What you need to do :: Look for the string "username" in the material below. Copy every line where you find it.

┌─ Data for this task

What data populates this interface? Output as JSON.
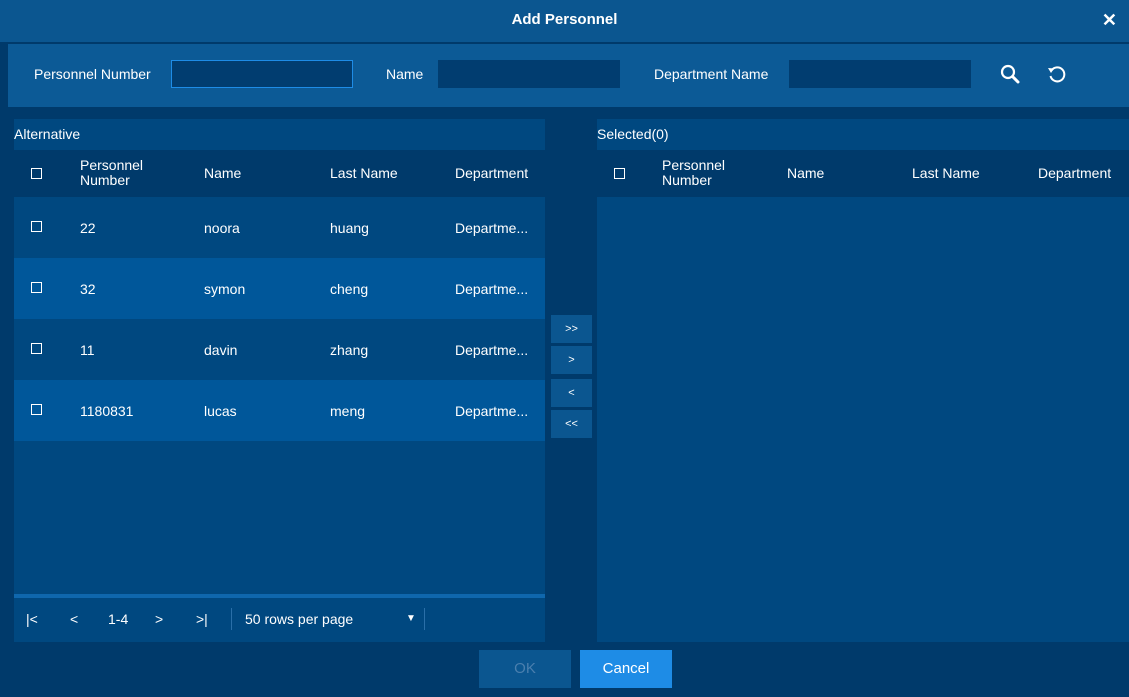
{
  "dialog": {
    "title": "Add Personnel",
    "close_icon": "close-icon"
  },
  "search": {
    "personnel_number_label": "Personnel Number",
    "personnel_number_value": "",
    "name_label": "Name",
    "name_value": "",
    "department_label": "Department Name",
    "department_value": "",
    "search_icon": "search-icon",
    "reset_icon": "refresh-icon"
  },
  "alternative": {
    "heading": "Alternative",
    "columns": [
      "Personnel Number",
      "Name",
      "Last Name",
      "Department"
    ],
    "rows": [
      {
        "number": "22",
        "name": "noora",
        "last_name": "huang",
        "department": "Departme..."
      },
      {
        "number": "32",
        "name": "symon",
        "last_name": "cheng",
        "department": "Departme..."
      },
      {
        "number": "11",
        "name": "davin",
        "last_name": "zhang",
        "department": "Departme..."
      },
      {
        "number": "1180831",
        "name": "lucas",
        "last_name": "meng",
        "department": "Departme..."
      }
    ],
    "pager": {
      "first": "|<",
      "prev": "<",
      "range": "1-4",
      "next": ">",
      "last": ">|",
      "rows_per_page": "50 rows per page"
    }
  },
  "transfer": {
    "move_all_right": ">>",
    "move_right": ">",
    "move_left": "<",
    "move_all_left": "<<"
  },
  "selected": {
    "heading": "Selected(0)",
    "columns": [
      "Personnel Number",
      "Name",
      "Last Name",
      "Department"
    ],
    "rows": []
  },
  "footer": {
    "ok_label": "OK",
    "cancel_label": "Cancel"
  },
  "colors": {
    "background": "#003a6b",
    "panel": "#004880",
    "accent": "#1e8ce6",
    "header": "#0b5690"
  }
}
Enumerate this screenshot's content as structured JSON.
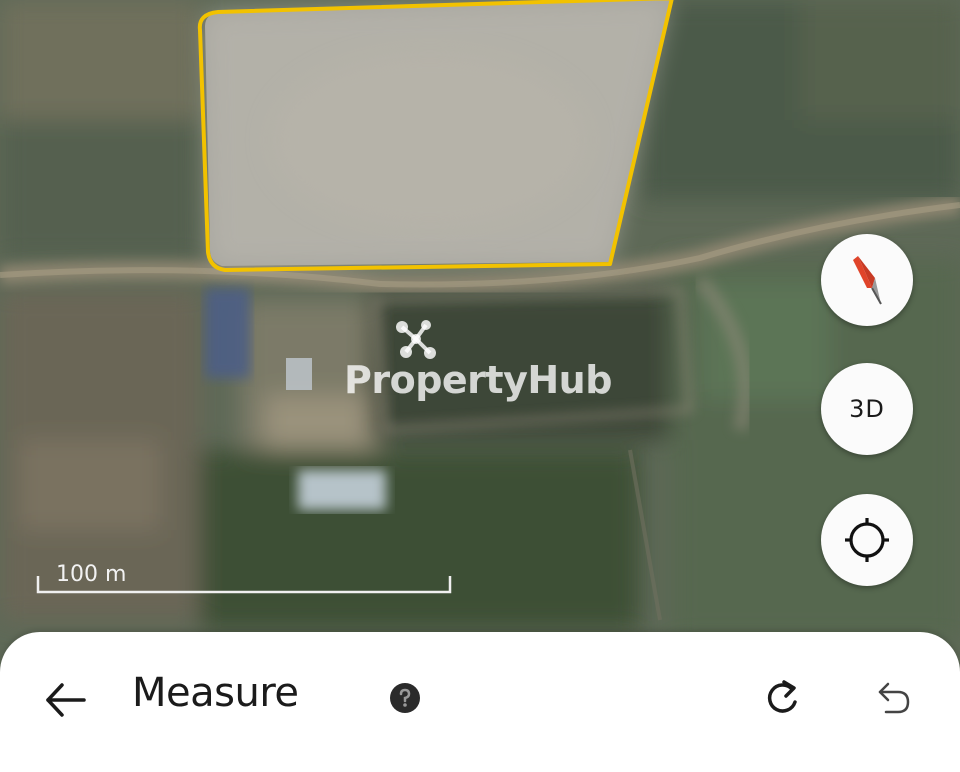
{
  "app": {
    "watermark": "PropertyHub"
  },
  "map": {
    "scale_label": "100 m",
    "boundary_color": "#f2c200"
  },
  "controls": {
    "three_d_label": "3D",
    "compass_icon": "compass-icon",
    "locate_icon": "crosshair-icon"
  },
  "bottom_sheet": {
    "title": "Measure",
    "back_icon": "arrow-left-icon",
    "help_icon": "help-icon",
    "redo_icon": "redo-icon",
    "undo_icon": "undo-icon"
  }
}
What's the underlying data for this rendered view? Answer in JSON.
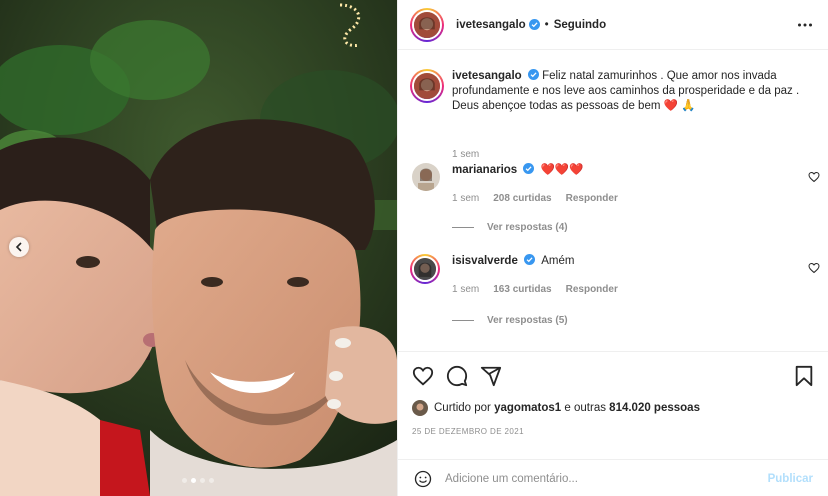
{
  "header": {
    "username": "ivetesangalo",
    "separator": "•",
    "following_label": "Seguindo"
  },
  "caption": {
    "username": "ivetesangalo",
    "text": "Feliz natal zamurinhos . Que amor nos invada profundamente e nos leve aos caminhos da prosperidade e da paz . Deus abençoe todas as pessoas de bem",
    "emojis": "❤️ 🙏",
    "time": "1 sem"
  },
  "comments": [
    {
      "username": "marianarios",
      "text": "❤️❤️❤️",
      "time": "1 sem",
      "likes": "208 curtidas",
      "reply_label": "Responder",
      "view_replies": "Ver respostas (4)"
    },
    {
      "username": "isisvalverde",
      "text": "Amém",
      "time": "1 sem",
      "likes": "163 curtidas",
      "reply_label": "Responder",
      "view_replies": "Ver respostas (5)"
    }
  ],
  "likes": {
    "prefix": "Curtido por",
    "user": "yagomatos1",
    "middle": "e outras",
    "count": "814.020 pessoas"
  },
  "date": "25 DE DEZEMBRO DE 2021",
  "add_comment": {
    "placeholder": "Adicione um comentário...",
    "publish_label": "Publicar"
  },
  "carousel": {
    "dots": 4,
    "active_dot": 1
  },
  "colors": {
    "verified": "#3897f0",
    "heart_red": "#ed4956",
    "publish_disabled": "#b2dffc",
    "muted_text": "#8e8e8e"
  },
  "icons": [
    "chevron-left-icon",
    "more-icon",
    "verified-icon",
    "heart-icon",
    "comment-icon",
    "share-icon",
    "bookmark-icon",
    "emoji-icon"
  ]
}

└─

The completed task ::
    "username": "ivetesangalo",
    "username": "ivetesangalo",
      "username": "marianarios",
      "username": "isisvalverde",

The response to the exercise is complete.